- Opening Delimiter -

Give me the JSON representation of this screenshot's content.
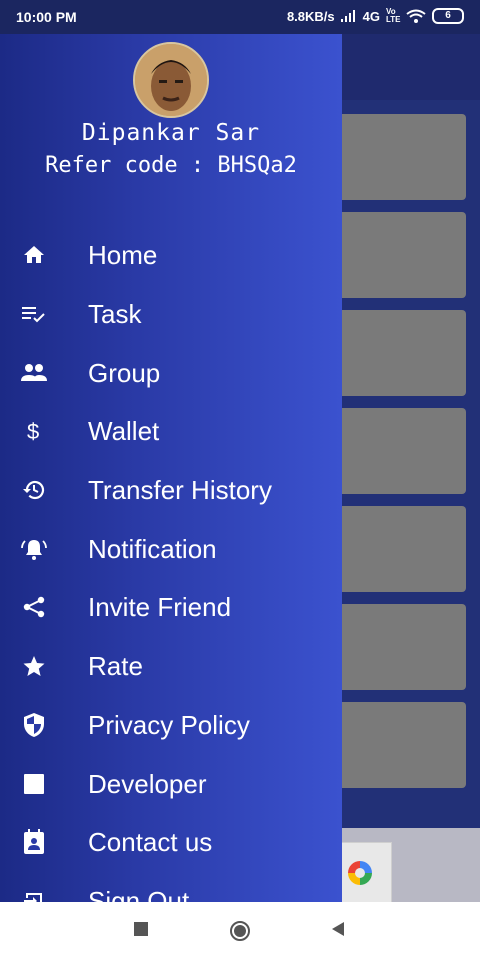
{
  "status_bar": {
    "time": "10:00 PM",
    "network_speed": "8.8KB/s",
    "network_type": "4G",
    "volte": "Vo LTE",
    "battery": "6"
  },
  "drawer": {
    "profile_name": "Dipankar Sar",
    "refer_code": "Refer code : BHSQa2",
    "menu": [
      {
        "label": "Home",
        "icon": "home-icon"
      },
      {
        "label": "Task",
        "icon": "task-list-icon"
      },
      {
        "label": "Group",
        "icon": "group-icon"
      },
      {
        "label": "Wallet",
        "icon": "dollar-icon"
      },
      {
        "label": "Transfer History",
        "icon": "history-icon"
      },
      {
        "label": "Notification",
        "icon": "bell-icon"
      },
      {
        "label": "Invite Friend",
        "icon": "share-icon"
      },
      {
        "label": "Rate",
        "icon": "star-icon"
      },
      {
        "label": "Privacy Policy",
        "icon": "shield-icon"
      },
      {
        "label": "Developer",
        "icon": "square-icon"
      },
      {
        "label": "Contact us",
        "icon": "contact-card-icon"
      },
      {
        "label": "Sign Out",
        "icon": "sign-out-icon"
      }
    ]
  },
  "colors": {
    "drawer_start": "#1c2a86",
    "drawer_end": "#3b52cf",
    "background": "#223077"
  }
}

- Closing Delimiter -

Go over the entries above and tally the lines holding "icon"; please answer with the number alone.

12